One of Los Angeles’ wealthiest residents and a minority owner of the Lakers NBA team, Soon-Shiong became the latest billionaire to throw a lifeline to a major US newspaper. Amazon founder Jeff Bezos bought the Washington Post in 2013. That same year, Red Sox owner John Henry scooped up the Boston Globe and, in 2014, Minnesota billionaire and Timberwolves owner Glen Taylor bought the Minneapolis Star-Tribune.
But Soon-Shiong, with a personal net worth of US$7.8 billion has also been the subject of media investigations, criticism from the medical community and a handful of lawsuits.
In a 2014 Forbes cover article, reporter Matthew Herper delved into Soon-Shiong’s “Medical Manhattan Project” to create a new model for treating cancer based on genetic sequencing of individual patients: “Soon-Shiong has an example, identified using Nant technology. A woman was suffering from cervical cancer and had had her genome sequenced. When it was fed into Nant’s computers, they found that the human papilloma virus, which causes the cancer, had inserted itself into a gene called Her2. This is the target of the breast cancer drug Herceptin; when the woman was given Herceptin, a drug that would normally not be used for treating cervical cancer, her tumours shrank.”
— Dr. Pat Soon-Shiong (@DrPatSoonShiong) April 12, 2017
“It’s a great story,” Herper wrote, but “hype blurs the brilliance. Nant’s analysis had a wonderful result for the patient, but it’s hardly a medical breakthrough or even unique: Foundation Medicine, a cancer-genetics start-up backed by Bill Gates and Google Ventures, has touted a case where cancer in a woman’s colon shrank because of a lung cancer drug.”

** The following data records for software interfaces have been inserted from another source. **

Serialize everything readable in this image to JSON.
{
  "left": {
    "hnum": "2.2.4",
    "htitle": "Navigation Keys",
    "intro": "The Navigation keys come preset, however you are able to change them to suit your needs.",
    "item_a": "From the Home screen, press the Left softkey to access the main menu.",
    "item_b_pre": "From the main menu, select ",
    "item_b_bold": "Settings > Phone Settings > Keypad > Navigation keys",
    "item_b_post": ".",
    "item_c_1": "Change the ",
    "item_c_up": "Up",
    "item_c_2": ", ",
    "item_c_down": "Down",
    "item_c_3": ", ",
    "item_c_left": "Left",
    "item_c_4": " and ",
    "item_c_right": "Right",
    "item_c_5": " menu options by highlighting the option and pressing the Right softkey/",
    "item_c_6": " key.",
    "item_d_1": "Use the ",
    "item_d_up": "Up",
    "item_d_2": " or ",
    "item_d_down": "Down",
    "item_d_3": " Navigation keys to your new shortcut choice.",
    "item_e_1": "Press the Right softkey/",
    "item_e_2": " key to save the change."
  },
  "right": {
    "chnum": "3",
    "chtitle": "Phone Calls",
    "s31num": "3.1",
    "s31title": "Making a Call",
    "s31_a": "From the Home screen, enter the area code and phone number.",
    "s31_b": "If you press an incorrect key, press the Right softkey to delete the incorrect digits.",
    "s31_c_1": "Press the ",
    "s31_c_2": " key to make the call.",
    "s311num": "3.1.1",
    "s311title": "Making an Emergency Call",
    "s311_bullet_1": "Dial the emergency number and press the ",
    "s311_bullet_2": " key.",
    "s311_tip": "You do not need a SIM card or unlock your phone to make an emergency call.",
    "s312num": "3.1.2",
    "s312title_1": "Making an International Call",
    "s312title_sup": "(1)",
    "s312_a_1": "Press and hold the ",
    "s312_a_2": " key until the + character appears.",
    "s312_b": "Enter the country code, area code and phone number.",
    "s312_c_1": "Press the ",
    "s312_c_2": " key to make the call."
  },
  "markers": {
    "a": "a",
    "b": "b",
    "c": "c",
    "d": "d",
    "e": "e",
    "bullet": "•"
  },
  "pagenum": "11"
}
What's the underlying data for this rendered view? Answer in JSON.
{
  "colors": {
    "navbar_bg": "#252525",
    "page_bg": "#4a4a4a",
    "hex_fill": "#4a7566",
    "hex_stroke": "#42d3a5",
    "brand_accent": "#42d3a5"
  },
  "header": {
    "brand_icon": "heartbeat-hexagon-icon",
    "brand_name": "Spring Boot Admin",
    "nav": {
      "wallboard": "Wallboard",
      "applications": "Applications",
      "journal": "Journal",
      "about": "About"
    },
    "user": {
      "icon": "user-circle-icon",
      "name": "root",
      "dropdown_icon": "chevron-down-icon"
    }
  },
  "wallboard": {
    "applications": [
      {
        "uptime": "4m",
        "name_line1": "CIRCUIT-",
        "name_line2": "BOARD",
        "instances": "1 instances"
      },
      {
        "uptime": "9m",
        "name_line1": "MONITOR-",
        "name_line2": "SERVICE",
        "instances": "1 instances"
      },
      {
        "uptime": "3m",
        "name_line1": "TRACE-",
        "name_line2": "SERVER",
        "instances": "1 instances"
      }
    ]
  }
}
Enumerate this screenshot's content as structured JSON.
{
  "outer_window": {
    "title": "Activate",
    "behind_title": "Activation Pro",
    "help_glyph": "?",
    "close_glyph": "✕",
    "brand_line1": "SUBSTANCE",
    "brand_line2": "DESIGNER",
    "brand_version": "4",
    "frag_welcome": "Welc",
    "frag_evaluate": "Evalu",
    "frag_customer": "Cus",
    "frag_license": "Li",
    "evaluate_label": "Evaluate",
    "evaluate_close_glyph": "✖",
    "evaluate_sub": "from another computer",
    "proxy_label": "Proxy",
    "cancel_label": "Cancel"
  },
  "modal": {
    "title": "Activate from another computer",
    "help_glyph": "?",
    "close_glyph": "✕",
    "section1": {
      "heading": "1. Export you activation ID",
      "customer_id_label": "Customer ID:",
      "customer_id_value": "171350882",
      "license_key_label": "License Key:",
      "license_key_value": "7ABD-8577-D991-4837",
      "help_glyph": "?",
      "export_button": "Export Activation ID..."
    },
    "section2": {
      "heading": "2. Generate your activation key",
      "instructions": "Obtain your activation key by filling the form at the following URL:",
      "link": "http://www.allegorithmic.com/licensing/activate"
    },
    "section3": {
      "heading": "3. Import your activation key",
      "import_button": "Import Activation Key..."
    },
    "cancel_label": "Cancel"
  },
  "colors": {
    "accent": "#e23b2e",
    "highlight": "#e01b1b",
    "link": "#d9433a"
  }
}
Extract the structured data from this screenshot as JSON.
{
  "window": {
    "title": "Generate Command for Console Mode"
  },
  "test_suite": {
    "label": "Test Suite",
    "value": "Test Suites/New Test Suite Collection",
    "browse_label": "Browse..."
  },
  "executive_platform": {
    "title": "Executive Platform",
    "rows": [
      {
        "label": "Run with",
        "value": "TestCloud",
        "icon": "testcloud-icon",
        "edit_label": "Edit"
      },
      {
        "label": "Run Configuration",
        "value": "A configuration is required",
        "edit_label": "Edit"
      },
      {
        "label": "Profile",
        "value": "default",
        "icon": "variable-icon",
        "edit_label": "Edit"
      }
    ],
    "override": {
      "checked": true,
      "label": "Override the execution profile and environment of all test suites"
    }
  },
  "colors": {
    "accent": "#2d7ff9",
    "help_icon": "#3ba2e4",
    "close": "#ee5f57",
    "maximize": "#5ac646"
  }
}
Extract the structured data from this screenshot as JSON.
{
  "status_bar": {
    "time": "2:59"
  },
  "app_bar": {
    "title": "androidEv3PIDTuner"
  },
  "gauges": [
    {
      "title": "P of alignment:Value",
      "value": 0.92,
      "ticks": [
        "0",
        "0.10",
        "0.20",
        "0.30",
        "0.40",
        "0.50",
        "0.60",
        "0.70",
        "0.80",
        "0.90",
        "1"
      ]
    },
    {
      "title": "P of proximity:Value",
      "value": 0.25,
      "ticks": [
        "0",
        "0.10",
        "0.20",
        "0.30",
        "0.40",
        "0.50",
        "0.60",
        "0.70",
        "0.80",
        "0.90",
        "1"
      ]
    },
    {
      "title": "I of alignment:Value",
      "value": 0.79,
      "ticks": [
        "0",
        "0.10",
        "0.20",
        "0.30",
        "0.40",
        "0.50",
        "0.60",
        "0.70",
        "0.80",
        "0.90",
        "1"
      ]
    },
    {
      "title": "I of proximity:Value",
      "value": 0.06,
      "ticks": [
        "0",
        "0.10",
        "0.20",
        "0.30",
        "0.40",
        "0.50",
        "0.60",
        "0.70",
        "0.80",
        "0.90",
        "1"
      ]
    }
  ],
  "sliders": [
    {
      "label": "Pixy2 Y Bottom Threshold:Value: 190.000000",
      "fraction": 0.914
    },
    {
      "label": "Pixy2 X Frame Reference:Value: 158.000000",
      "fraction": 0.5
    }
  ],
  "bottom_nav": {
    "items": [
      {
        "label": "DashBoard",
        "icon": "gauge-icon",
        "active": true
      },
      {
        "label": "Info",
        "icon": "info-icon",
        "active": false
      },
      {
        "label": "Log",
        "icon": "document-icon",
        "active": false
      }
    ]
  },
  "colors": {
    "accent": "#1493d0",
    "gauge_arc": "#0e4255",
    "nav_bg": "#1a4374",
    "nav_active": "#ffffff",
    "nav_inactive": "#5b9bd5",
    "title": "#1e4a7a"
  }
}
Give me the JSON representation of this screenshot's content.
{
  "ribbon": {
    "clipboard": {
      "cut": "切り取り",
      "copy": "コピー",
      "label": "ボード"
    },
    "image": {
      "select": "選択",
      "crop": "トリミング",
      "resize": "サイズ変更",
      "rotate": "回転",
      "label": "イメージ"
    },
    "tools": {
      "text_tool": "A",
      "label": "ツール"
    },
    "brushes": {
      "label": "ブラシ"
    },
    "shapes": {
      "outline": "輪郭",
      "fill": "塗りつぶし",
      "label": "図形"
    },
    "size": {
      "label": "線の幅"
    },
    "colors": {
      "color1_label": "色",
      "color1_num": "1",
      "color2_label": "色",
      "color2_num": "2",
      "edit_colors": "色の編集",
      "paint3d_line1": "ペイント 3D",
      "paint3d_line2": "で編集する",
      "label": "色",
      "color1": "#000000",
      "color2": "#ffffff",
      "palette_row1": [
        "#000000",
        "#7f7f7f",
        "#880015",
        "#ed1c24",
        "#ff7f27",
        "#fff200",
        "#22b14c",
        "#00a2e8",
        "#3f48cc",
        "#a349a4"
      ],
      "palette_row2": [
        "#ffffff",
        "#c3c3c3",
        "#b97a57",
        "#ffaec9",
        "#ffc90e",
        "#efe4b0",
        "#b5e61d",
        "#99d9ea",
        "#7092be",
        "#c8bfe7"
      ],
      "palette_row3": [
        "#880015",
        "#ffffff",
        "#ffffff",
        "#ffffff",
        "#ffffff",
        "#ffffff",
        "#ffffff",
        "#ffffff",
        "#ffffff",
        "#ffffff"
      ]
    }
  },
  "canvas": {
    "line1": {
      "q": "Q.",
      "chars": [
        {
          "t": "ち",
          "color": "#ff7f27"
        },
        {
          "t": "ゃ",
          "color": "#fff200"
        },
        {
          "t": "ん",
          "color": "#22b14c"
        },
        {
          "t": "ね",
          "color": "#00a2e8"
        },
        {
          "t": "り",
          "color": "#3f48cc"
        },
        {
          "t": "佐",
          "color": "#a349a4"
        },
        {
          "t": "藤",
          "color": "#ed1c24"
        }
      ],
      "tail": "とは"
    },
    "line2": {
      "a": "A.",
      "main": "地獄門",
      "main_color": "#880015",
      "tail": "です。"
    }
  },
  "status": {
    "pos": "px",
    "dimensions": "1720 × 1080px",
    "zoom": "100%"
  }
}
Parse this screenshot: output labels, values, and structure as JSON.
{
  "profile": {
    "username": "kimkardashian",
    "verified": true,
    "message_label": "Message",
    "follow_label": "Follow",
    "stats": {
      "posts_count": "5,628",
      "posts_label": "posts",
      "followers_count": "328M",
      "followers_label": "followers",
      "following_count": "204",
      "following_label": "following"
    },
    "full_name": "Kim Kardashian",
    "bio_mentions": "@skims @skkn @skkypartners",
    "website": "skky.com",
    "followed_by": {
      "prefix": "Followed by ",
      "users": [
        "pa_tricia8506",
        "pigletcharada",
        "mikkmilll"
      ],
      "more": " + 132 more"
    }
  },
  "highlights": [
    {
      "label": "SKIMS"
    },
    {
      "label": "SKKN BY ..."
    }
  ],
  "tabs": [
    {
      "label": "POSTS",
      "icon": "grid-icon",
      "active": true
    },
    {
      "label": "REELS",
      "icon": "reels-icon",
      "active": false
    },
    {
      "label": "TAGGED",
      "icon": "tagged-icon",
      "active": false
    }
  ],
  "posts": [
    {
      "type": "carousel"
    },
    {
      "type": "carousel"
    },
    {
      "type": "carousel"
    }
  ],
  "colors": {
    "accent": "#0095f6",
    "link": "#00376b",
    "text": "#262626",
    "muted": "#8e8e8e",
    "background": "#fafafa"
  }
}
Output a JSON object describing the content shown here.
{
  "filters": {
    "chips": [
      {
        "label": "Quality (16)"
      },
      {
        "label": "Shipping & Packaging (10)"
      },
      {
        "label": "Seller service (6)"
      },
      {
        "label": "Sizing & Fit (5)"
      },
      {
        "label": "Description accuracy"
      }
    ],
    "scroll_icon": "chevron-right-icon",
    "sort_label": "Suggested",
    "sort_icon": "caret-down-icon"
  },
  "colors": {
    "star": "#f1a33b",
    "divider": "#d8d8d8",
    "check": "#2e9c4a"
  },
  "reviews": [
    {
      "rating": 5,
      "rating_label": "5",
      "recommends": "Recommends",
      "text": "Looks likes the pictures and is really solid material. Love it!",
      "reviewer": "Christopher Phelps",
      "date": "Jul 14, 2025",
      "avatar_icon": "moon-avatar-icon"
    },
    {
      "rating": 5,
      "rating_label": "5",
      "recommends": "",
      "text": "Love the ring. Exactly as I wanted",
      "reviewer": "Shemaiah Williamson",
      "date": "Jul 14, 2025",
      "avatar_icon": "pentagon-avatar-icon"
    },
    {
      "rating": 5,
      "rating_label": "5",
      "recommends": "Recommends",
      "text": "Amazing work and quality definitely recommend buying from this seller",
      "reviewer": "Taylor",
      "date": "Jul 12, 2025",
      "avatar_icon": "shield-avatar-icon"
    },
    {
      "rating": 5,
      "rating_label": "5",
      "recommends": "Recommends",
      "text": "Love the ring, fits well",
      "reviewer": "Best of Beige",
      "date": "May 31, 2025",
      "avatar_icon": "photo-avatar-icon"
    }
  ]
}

A spokesperson for Soon-Shiong contacted Wednesday did not immediately respond to a request for comment.
I'm an immigrant to America and proud of it. pic.twitter.com/yk4FZATN4p
— Dr. Pat Soon-Shiong (@DrPatSoonShiong) May 19, 2017
During the Obama administration, as covered in the health news site Stat, Soon-Shiong was a sought-after adviser by Vice-President Joe Biden for his expertise and influence in cancer research. But soon after Biden announced an ambitious “moon shot” effort to cure cancer, Soon-Shiong announced his own separate effort, to the confusion of the medical community.
Stat delved into Soon-Shiong’s cancer project and reported that it found “several instances of inflated claims, with the moon shot team taking credit for progress that doesn’t appear to be real.”
About a year ago, in January 2017, Soon-Shiong was spotted in Trump Tower in New York and reports appeared about the possibility of Soon-Shiong joining the then-president-elect’s inner circle as a “health care tsar” with a broad portfolio. The offer apparently never materialised.
In another extensive investigative piece, Stat reported that a US$12 million donation Soon-Shiong gave to the University of Utah came with strings – that a large percentage of the work had to be done by one of his own companies. He has called the allegations “maliciously false.”
Politico questioned whether Soon-Shiong was using the NantHealth Foundation, his philanthropy and its “tax-free dollars to boost the bottom lines of his for-profit businesses.” A spokesperson has previously cited “numerous inaccuracies and misleading statements” in the Politico report but declined to elaborate. Soon-Shiong took to Twitter to defend himself.
“Politico/STAT attacks anyone who meets @POTUS to serve USA. Important to give back. That’s why I am doing what I do,” he said.